The back half of the day saw us driving east towards Fuente de Piedra, where we hoped to score some waterbirds and open country species in the late afternoon. The saline lagoon is an important resource for a wide variety of species, but the region is most famous for its huge breeding population of Greater Flamingos. The bulk of the birds were little more than a shimmering, pink smudge on the far shore, but a few dozen were stomping around in a pool adjacent to the entrance road. The evening light made the graceful birds positively glow, and it was great to see them well after all of the distant encounters on the trip.
Small groups of Jackdaws bounced back and forth between the visitor center’s roof and a nearby field, noisily calling to each other the whole time. A buffet of shorebirds probed the muddy edges of the water features, including Golden-plovers, Lapwings, snipes, and stilts. A pair each of Little Stint and Little Ringed Plover were nice, unexpected additions to my life list. Several types of waterfowl were also present, including a male and female Shelduck. Miriam had been hoping to reunite with the species, and seeing the birds in adult plumage was almost like seeing a new species all over again.
We managed to locate a solitary Pied Avocet further out the trail, much to my adventure buddy’s delight. The species had been on her wish list since she excitedly pointed out the “Fancy Avocet” during our first review of possible targets back in October. I’m of the opinion that all the members of the family Recurvirostridae are pretty snazzy birds, but I have to admit that this one was especially good-looking.
A close encounter with a cute and fearless baby rabbit and a variety of fluttering songbirds were the highlights of our long walk back along the lakeshore to the car park.
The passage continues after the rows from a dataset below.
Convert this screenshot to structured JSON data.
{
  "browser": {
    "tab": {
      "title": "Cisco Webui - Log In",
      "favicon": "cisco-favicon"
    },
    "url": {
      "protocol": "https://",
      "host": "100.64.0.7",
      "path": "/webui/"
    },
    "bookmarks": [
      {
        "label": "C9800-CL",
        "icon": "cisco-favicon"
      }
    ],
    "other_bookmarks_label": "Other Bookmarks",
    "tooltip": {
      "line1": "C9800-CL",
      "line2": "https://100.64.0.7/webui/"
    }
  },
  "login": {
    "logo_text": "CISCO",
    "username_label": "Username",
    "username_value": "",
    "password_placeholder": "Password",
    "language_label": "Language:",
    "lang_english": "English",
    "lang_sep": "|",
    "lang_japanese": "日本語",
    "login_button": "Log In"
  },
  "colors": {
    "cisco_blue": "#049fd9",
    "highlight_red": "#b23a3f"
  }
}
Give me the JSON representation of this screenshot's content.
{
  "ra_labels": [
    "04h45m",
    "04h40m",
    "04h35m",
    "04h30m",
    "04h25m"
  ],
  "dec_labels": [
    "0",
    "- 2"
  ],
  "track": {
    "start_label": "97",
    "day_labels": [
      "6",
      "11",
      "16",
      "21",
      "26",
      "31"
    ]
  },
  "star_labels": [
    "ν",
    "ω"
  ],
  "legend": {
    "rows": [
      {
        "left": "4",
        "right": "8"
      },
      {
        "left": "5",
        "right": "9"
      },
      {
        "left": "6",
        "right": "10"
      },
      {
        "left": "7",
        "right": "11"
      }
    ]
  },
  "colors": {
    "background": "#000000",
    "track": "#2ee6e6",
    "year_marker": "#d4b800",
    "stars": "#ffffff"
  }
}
We spent some time at sunset watching for the alleged local Little Owls, a common bird that we both strongly desired and somehow missed the entire vacation. A Common Sandpiper feeding at the edge of the flamingo puddle offered some compensation, and the flamingos themselves really looked impressive in the rapidly fading daylight. As nightfall approached, we hopped back in our vehicle and started off into the hills once again.
I was thankful that we left Fuente de Piedra when we did, because the winding road to Valle de Abdalajís was challenging enough even when I could see. The bed and breakfast we’d booked didn’t have any food available because we hadn’t warned them in advance of our arrival, but they were able to point us to an open restaurant just a short walk down the road. So much of our trip was spent on the move, that it was often difficult to find time to eat! Whenever we did, though, the meals were usually quite impressive. It’s hard to complain when you’re having too much fun to remember food, honestly!
Year List Update, February 23 – 232 Species (+ Eurasian Siskin, Long-tailed Tit, Coal Tit, Eurasian Wren, Gray Wagtail, Black Wheatear, Rock Petronia, Rock Bunting, Eurasian Crag-Martin, Great Crested Grebe, Golden Eagle, Little Stint, Common Shelduck, Little Ringed Plover, Pied Avocet, Common Sandpiper